About the Colony
Kimberli Curry, Exhibition Director at The Library of Congress
Katherine Blood, Curator of Fine Prints, Prints and Photographs Division at The Library of Congress
Robin Rausch, Music Specialist at The Library of Congress
The MacDowell Colony is an artist colony in Peterborough, New Hampshire, and it was started in 1907 by Edward and Marian MacDowell. And Edward MacDowell was a pianist and composer. And his theory was that artists could learn from one another.
The thing that really strikes me is that the MacDowell Colony was very smart to realize that it was important to bring together creators from different disciplines, and the Library in fact in this exhibition shows that the Library has long thought and collected along interdisciplinary lines, which is really crucial, because so many major creative and intellectual movements thread through different disciplines and are expressed in different media.
Many of America's finest works have come out of the MacDowell Colony, such as the works that you can see in the treasures case of this exhibit, like Aaron Copeland's “Billy the Kid,” Thornton Wilder's play “Our Town,” DuBose and Dorothy Heyward's play “Porgy,” which of course was immortalized by George Gershwin in his opera “Porgy and Bess,” Leonard Bernstein's “Mass,” James Baldwin's novel, “Giovanni's Room.” James Baldwin also worked on his “Notes of a Native Son” at the MacDowell Colony.

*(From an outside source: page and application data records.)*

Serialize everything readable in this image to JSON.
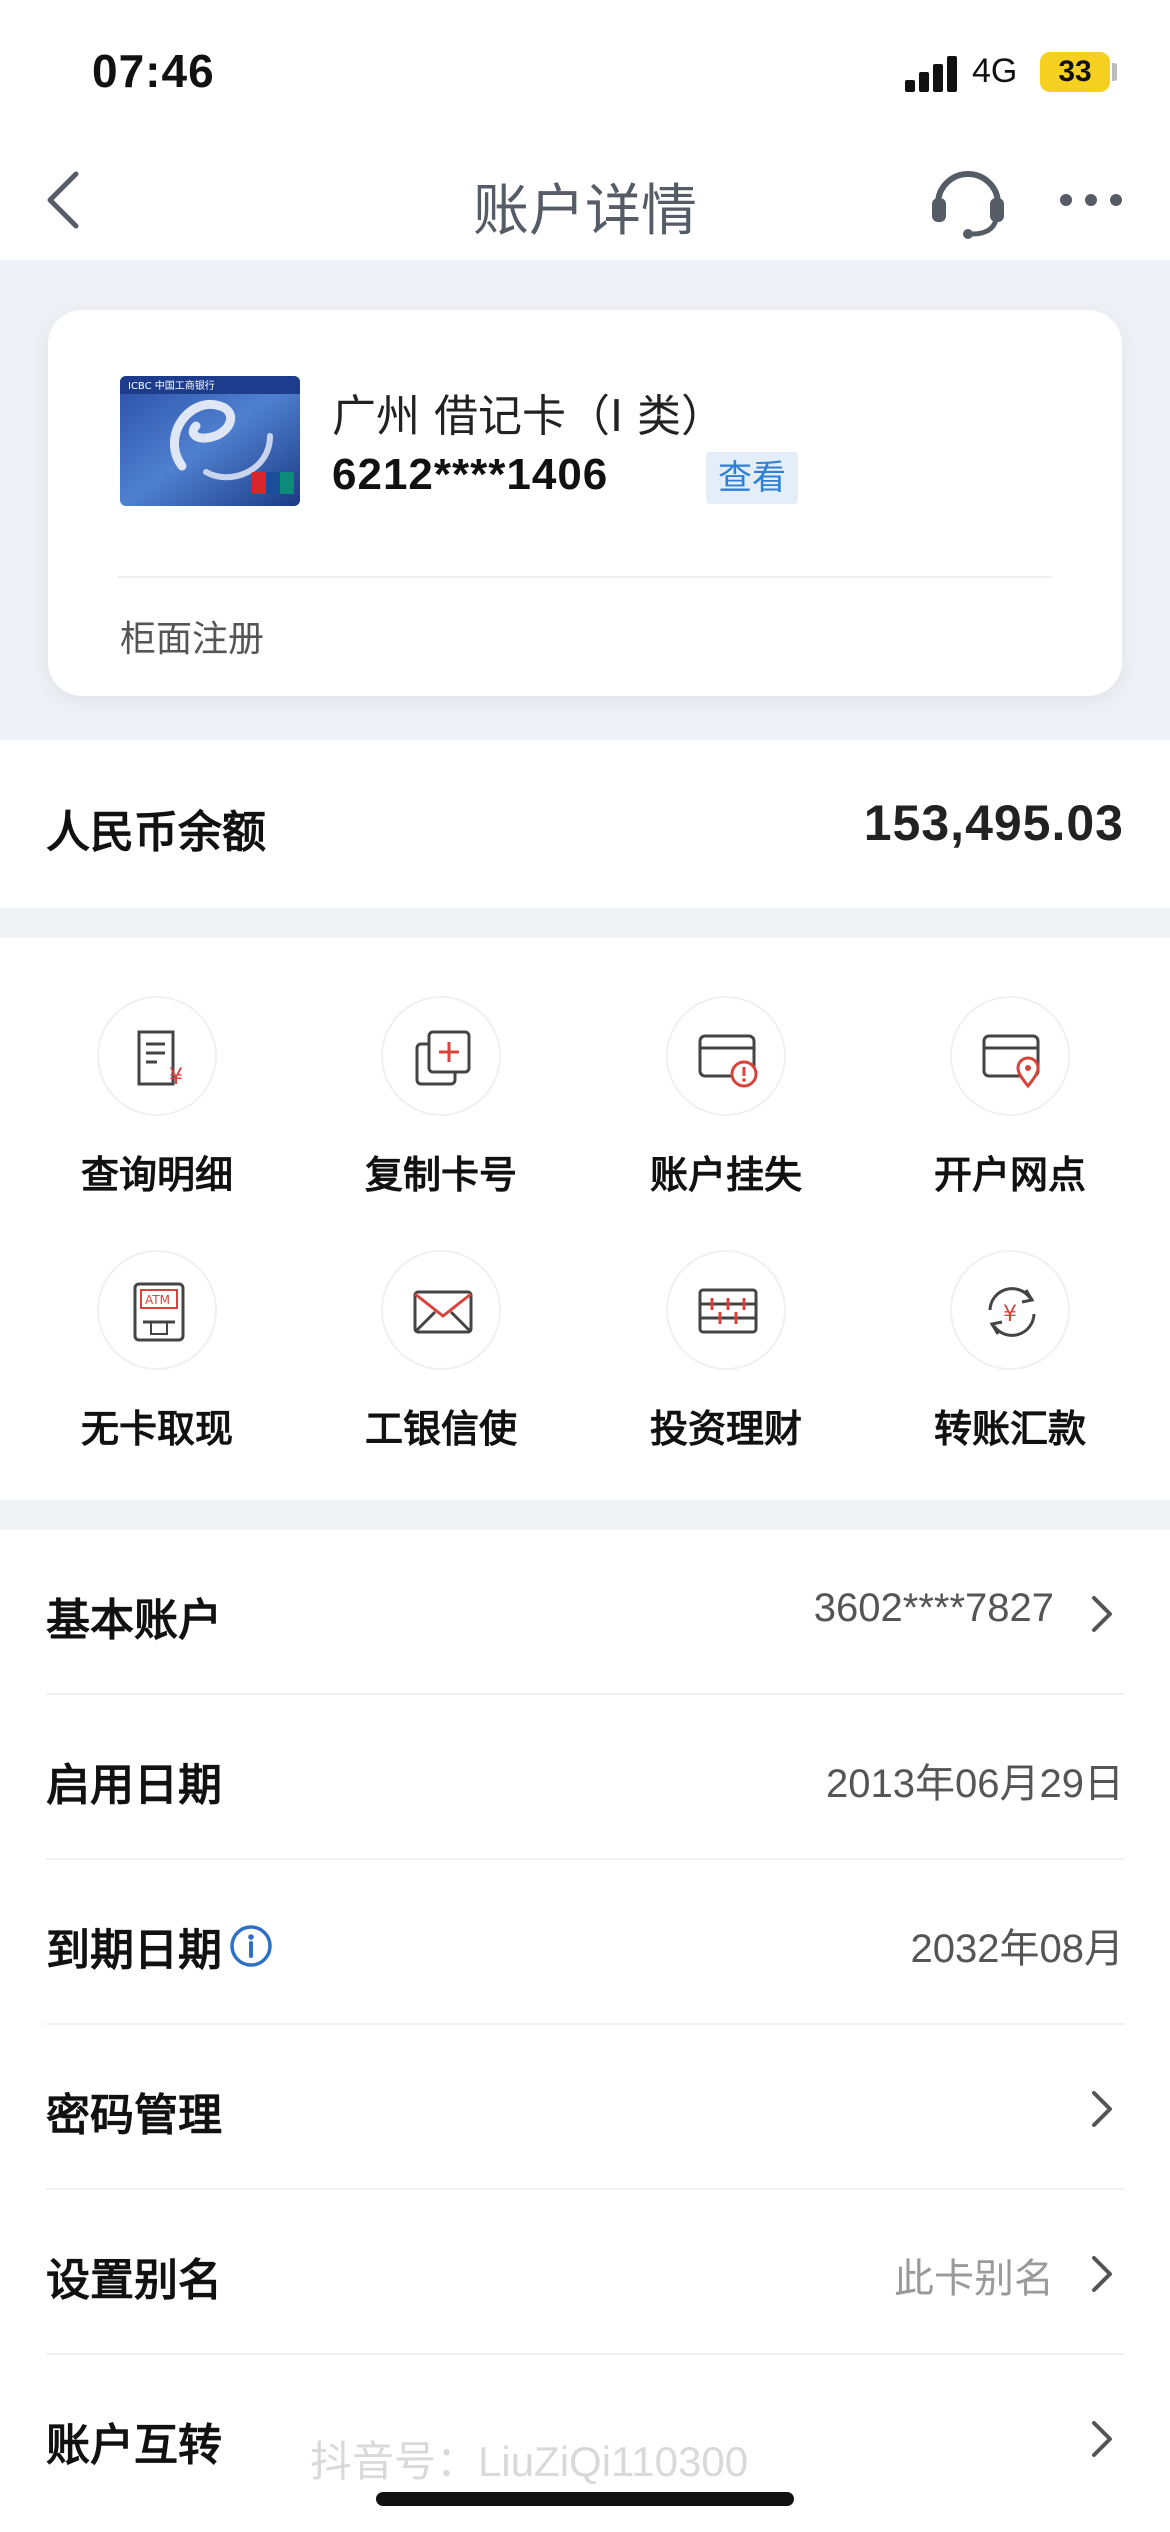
{
  "status_bar": {
    "time": "07:46",
    "network": "4G",
    "battery": "33"
  },
  "nav": {
    "title": "账户详情"
  },
  "card": {
    "name": "广州 借记卡（I 类）",
    "number": "6212****1406",
    "view_label": "查看",
    "registration": "柜面注册",
    "image_bank_text": "ICBC 中国工商银行"
  },
  "balance": {
    "label": "人民币余额",
    "value": "153,495.03"
  },
  "actions": [
    {
      "label": "查询明细",
      "icon": "statement-icon"
    },
    {
      "label": "复制卡号",
      "icon": "copy-icon"
    },
    {
      "label": "账户挂失",
      "icon": "card-alert-icon"
    },
    {
      "label": "开户网点",
      "icon": "card-location-icon"
    },
    {
      "label": "无卡取现",
      "icon": "atm-icon"
    },
    {
      "label": "工银信使",
      "icon": "envelope-icon"
    },
    {
      "label": "投资理财",
      "icon": "abacus-icon"
    },
    {
      "label": "转账汇款",
      "icon": "transfer-icon"
    }
  ],
  "atm_text": "ATM",
  "details": [
    {
      "label": "基本账户",
      "value": "3602****7827",
      "chevron": true
    },
    {
      "label": "启用日期",
      "value": "2013年06月29日",
      "chevron": false
    },
    {
      "label": "到期日期",
      "value": "2032年08月",
      "chevron": false,
      "info": true
    },
    {
      "label": "密码管理",
      "value": "",
      "chevron": true
    },
    {
      "label": "设置别名",
      "value": "此卡别名",
      "chevron": true,
      "placeholder": true
    },
    {
      "label": "账户互转",
      "value": "",
      "chevron": true
    }
  ],
  "watermark": "抖音号：LiuZiQi110300",
  "colors": {
    "accent_blue": "#2f7fd4",
    "icon_red": "#d8433b",
    "background": "#f2f3f7"
  }
}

MacDowell was the first artist colony in the United States, and it served as a model for other art colonies across the United States, like Yaddo, the Fine Arts Work Center in Provincetown, just giving artists the permission, the space, and the inspiration to create has been nurturing artists at the MacDowell Colony for 100 years, and will continue to nurture the artists that go to the MacDowell Colony.